Collection entries:
^^^^^^^^

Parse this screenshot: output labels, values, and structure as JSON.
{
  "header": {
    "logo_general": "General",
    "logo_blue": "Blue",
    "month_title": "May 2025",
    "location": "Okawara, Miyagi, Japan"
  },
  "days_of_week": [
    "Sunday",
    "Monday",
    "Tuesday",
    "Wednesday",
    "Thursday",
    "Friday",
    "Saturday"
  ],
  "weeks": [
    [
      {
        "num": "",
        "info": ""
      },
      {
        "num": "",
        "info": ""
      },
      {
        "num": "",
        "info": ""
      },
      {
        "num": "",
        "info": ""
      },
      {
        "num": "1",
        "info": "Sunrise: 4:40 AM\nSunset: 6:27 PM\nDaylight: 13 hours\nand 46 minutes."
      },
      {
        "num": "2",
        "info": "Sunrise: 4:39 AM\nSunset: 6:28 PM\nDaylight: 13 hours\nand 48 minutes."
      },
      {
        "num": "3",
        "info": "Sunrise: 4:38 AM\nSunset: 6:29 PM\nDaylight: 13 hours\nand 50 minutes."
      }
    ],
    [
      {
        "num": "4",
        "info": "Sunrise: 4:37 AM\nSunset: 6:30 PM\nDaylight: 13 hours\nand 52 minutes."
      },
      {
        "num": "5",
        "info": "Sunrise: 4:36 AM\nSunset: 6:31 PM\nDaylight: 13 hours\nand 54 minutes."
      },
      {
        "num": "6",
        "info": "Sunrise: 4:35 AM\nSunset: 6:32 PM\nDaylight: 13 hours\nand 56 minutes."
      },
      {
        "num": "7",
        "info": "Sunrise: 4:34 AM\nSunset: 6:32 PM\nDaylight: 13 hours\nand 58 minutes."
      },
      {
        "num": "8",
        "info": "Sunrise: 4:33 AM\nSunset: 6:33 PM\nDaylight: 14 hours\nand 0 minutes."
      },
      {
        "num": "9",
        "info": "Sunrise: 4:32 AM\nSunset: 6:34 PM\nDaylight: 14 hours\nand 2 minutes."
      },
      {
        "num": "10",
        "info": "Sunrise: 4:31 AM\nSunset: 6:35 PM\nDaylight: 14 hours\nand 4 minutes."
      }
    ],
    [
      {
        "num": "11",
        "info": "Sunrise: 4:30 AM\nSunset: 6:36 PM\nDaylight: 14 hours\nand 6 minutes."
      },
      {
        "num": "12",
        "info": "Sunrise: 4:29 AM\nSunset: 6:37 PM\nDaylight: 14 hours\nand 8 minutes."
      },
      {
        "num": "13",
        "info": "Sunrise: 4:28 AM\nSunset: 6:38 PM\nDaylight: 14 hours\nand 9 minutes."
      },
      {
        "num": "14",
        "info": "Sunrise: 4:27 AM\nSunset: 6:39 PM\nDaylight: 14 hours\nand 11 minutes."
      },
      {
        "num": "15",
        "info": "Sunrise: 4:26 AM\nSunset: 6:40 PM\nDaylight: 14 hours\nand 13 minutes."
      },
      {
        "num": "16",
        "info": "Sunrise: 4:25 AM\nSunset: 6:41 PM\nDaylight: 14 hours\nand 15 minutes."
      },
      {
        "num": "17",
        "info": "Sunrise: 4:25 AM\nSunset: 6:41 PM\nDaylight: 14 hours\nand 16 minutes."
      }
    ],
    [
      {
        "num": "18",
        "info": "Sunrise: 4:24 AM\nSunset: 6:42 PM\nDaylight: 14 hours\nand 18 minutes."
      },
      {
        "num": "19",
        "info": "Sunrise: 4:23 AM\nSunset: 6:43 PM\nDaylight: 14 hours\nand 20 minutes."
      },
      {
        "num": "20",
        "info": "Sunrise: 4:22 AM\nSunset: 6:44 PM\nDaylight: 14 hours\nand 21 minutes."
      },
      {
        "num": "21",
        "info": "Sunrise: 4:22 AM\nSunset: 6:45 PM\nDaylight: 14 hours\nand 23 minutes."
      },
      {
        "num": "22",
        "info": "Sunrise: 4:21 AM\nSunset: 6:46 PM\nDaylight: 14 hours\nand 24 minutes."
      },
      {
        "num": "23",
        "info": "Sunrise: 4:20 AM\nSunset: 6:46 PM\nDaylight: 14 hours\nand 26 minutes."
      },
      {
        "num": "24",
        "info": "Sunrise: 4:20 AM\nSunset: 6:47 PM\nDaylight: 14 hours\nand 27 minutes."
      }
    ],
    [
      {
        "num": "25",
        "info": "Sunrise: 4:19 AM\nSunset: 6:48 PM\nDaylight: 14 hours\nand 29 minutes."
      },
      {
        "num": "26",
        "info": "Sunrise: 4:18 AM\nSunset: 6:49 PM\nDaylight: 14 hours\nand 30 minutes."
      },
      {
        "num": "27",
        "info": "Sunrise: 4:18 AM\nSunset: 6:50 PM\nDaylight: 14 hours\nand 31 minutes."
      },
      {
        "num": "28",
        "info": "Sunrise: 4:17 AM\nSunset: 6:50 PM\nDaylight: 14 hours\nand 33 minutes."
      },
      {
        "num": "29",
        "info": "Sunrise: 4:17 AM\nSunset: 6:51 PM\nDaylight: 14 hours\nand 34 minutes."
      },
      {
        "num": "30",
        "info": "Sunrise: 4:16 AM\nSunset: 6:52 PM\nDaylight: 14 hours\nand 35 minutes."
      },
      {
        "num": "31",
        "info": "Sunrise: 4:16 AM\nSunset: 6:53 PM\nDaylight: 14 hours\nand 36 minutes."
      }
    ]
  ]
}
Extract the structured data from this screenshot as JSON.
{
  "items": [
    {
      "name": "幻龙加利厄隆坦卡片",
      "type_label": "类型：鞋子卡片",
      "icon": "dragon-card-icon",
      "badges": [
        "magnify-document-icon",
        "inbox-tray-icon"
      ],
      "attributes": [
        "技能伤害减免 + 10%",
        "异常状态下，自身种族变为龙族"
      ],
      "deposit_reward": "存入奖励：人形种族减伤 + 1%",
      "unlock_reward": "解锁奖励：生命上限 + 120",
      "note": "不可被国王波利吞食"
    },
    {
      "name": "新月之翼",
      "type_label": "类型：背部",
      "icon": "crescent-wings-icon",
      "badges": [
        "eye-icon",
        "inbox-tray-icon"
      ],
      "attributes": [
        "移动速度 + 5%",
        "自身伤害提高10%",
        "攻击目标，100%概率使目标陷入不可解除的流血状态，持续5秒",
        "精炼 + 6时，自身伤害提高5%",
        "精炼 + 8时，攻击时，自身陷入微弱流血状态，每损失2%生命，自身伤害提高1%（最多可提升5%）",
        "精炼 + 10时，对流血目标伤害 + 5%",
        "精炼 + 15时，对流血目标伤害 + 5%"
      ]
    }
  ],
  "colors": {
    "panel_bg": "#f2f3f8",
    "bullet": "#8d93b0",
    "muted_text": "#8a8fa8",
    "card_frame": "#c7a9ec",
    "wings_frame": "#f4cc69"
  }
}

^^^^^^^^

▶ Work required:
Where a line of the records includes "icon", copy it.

▶ Reply:
      "icon": "dragon-card-icon",
        "magnify-document-icon",
        "inbox-tray-icon"
      "icon": "crescent-wings-icon",
        "eye-icon",
        "inbox-tray-icon"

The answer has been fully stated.